For both use-cases we show that by internalizing the user information into the BA, a substantial improvement of registration accuracy is gained, as low-frequency deformations of the reconstructed real model and the camera path that occur due to systematic or random measurement errors are compensated to a large extent. We have participated with our system at various public tracking benchmarks for AR and we show the corresponding results at the end. Chapters3-5are mainly based on our IEEE-3DIMPVT conference publication [WWK11b], our Computers & Graphics journal publication [WWK11a] and in parts also on our CVIU journal publication [WSFTK18] (listed above):

• WIENTAPPER F., WUEST H., KUIJPERA.: Composing the feature map retrieval process for robust and ready-to-use monocular tracking.Computers & Graphics 35, 4 (2011), 778 – 788 — [WWK11a]

• WIENTAPPER F., WUEST H., KUIJPER A.: Reconstruction and accurate alignment of feature maps for augmented reality. InIEEE Proc. of Int’l Conf. on 3D Imaging, Modeling, Processing, Visualization and Transmission (3DIMPVT)(2011), pp. 140–147 — [WWK11b]

In Chapter6, we consider the visualization side of geometric registration. We present a generic and cost- effective camera-based calibration for an automotive head-up display as one example of an optical see-through display for AR. Our contribution comprises two aspects. First, we present a model, which maps the setup consisting of the user (observer) and the display to pinhole camera parameters as needed for the rendering.
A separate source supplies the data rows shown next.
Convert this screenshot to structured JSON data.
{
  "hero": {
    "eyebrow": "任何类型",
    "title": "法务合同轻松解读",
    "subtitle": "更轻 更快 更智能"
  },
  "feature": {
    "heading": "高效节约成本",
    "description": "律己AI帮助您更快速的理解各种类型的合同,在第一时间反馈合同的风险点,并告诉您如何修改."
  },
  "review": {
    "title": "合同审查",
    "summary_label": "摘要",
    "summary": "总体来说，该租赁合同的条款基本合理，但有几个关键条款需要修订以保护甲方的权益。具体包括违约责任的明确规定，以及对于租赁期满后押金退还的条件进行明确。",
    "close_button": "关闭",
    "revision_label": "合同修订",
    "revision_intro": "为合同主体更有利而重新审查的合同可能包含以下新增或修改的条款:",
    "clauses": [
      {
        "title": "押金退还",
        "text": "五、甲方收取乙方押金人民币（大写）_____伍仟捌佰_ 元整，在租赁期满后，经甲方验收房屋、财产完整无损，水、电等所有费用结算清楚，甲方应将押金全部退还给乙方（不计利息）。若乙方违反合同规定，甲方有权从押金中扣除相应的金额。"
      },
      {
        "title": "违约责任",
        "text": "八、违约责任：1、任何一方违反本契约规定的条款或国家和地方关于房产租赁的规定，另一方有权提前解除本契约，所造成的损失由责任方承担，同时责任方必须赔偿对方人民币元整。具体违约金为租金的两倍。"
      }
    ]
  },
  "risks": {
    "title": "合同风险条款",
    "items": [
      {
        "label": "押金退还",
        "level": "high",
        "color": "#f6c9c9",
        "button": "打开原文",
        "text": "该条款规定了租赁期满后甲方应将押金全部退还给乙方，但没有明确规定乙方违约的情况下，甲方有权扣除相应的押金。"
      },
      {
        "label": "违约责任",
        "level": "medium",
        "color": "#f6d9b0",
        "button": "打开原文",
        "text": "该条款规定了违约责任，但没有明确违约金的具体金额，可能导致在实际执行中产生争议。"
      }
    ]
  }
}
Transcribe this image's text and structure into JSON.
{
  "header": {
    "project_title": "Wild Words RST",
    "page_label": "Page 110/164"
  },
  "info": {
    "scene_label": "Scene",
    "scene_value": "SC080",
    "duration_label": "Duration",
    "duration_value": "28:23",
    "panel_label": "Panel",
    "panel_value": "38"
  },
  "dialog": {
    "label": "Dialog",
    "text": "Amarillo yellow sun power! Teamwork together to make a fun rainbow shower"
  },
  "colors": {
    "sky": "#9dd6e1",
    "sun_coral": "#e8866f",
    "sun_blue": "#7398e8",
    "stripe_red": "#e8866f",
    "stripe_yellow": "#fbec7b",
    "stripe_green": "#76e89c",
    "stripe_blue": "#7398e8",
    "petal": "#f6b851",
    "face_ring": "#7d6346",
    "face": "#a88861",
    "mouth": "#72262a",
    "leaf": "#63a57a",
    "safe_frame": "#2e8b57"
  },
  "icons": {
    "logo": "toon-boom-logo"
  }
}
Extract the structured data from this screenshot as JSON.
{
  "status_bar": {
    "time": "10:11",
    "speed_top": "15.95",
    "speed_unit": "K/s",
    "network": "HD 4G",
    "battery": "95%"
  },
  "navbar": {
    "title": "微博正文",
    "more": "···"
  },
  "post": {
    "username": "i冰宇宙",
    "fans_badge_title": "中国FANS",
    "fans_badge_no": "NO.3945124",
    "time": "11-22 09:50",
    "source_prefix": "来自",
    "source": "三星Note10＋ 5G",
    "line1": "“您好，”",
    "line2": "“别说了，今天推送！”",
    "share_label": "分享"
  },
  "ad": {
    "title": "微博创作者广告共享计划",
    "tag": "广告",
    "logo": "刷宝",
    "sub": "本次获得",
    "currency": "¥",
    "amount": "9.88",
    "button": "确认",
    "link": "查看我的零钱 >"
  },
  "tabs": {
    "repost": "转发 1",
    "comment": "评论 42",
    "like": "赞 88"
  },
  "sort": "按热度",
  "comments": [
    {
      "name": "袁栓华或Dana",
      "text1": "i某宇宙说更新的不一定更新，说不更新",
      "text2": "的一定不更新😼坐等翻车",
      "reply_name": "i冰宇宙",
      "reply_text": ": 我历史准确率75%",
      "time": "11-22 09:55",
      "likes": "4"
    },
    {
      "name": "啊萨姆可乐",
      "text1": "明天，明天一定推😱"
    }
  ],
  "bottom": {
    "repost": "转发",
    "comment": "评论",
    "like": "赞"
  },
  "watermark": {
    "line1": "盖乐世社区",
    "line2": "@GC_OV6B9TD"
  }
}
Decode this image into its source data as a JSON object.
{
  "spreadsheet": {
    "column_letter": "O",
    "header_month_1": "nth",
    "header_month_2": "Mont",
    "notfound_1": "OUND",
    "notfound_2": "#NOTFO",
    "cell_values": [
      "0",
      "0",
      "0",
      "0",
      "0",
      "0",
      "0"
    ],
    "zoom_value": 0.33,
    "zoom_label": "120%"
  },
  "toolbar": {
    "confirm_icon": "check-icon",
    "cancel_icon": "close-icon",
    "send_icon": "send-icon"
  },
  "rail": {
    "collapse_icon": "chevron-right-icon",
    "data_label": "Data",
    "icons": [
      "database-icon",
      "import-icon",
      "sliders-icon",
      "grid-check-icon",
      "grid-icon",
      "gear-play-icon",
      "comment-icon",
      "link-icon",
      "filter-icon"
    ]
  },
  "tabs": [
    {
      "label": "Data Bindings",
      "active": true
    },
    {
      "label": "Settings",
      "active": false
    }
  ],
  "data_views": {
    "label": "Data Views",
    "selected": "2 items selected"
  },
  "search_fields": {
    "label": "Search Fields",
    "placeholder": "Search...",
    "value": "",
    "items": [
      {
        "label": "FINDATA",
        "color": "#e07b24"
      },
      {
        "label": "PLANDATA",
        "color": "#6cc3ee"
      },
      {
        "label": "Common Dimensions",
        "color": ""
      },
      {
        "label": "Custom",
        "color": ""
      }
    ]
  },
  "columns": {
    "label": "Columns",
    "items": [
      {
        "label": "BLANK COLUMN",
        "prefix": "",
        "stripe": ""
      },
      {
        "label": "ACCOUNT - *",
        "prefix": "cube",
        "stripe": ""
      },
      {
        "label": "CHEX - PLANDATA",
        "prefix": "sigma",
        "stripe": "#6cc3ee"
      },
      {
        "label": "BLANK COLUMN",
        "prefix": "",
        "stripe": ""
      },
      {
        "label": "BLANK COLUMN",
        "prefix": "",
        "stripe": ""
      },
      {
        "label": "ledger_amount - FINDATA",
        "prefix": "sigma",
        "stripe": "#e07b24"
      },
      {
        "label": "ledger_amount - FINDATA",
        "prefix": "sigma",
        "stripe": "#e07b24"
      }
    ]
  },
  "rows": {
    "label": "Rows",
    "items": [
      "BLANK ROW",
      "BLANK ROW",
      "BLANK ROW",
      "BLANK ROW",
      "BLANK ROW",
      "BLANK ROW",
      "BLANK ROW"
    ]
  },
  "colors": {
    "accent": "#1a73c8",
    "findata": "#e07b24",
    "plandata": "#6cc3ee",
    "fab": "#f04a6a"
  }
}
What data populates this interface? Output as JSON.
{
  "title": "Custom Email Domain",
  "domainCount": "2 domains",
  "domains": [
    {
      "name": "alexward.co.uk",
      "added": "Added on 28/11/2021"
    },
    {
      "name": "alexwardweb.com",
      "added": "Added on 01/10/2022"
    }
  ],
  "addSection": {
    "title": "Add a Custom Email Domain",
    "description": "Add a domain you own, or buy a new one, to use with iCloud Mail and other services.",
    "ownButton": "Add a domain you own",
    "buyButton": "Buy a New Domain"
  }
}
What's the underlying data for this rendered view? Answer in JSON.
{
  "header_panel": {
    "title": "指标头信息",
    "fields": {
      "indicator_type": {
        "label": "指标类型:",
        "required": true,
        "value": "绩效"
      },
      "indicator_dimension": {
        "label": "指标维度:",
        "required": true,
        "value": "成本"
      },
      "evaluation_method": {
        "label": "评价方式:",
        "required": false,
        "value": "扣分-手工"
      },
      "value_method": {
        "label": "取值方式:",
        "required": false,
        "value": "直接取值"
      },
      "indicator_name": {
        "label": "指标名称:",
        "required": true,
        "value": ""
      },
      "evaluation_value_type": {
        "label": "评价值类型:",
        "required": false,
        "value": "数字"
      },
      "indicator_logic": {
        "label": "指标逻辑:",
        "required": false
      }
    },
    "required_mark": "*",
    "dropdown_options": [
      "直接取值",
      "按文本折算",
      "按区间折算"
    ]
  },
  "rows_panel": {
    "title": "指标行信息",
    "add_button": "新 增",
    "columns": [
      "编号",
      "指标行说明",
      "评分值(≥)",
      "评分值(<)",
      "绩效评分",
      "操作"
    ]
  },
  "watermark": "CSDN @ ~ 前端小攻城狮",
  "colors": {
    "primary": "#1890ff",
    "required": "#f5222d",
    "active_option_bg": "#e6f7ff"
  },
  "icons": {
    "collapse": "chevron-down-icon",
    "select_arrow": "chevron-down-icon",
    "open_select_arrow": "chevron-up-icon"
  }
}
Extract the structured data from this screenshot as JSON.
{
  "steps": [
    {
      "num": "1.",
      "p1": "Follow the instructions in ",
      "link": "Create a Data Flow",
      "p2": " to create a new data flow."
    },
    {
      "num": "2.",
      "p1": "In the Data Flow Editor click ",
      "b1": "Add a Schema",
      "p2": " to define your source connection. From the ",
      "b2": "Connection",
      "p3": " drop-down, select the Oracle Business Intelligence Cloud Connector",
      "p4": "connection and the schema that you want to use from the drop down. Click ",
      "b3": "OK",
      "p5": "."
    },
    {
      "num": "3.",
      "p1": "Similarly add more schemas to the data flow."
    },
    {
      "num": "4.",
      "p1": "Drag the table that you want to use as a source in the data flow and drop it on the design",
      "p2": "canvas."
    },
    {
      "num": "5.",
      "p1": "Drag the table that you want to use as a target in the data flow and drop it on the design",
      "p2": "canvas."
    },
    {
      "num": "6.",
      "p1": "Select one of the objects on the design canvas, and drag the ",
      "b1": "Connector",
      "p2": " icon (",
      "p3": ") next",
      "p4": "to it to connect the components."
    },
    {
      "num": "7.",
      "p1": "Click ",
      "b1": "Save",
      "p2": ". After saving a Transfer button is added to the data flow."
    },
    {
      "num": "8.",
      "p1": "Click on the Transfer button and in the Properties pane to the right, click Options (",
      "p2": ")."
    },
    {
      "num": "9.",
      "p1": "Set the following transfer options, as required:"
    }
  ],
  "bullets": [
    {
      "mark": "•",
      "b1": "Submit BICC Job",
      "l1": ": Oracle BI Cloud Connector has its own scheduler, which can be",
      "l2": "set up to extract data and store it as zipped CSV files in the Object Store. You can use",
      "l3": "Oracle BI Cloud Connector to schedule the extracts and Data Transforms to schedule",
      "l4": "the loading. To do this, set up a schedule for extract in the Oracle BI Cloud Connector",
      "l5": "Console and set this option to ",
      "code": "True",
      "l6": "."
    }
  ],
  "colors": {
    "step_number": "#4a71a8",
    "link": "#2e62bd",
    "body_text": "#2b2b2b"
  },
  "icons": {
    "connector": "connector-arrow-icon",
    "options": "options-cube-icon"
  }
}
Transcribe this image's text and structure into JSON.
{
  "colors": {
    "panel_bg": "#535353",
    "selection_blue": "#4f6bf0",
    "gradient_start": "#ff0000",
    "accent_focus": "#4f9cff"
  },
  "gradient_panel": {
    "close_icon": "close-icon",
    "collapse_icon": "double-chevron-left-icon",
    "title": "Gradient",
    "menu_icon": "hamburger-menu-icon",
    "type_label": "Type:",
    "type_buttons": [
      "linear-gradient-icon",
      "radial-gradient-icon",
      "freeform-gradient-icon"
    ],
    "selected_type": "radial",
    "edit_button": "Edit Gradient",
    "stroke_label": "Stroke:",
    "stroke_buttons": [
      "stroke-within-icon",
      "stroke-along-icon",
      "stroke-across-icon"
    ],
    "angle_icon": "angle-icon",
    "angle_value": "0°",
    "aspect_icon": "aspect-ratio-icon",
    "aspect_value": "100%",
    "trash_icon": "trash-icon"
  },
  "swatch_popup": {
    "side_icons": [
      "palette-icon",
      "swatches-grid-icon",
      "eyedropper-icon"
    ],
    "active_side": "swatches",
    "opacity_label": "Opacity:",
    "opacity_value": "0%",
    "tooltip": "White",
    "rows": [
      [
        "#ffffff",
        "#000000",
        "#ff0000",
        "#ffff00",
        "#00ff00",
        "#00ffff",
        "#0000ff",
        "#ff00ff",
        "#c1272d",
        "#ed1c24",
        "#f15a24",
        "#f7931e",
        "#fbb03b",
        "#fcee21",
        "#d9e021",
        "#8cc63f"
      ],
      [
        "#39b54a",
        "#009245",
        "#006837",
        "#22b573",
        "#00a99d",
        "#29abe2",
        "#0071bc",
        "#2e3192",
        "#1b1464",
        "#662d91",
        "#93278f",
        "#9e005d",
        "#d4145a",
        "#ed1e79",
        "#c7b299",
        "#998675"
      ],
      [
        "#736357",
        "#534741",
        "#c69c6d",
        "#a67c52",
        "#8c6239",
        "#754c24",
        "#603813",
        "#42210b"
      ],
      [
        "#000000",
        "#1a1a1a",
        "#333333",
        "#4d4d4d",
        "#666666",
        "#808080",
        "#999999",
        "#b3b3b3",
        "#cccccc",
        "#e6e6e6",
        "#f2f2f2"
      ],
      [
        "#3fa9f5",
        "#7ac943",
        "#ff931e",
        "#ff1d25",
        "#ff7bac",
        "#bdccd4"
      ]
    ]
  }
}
These are naturally divided into user (head position) and hardware related parameters. The latter consists of the view-independent spatial geometry, i.e. the exact location, orientation and scaling of the virtual plane, and a view- dependent image warping transformation for correcting the distortions caused by the optics and the irregularly curved windshield. View-dependency is achieved by extending the classical polynomial distortion model for cameras and projectors to a generic five-variate mapping with the head position of the viewer as additional input.

Our model enables the HUD to be used together with a head tracker to form a head-coupled display which
ensures a perspectively correct rendering of any 3D object in vehicle coordinates from a large range of possible
viewpoints. Second, we propose a procedure for the retrieval of the calibration parameters. The calibration
involves the capturing of an image sequence from varying viewpoints, while displaying a known target pattern
on the HUD. For the accurate registration of the camera path we use the techniques presented in Chapters3and
5, which is why HUD calibration can be regarded as another application example. In the resulting approach all
necessary data is acquired directly from the images, so no external tracking equipment needs to be installed. The
accuracy of our HUD calibration is evaluated quantitatively and qualitatively. Finally, the calibration method
is also extended to OST-HMD calibration. The separation of user and hardware parameters allows for a quick
user adaptation by means of a simple user interface. The results of this chapter are based on our ISMAR full
paper [WWRF13] and the ISMAR short HMD demo paper [WEK^{∗}14]. Moreover, we also published a patent
based on this work [GWW15].

• WIENTAPPERF., WUESTH., ROJTBERGP., FELLNERD.: A camera-based calibration for automotive aug- mented reality head-up-displays. InIEEE Proc. Int’l Symp. on Mixed and Augmented Reality (ISMAR)(Oct 2013), pp. 189–197, awarded by the Fraunhofer IGD and TU Darmstadt’s Interactive Systems Group (GRIS) with theBest Paper Award - Honorable Mentionsin the categoryImpact on Business. — [WWRF13]

• WIENTAPPERF., ENGELKET., KEILJ., WUESTH., MENSIKJ.: [demo] user friedly calibration and track-
ing for optical stereo see-through augmented reality. InIEEE Proc. Int’l Symp. on Mixed and Augmented
Reality (ISMAR)(Sept 2014), pp. 385–386 — [WEK^{∗}14]

• GIEGERICHP., WIENTAPPERF., WUESTH.: Method and apparatus for controlling an image generating device of a head-up display. Patent. WO/2015/044280, 02 04, 2015 — [GWW15]

Finally, Chapter7concludes this thesis with a summary and a discussion of the achieved results.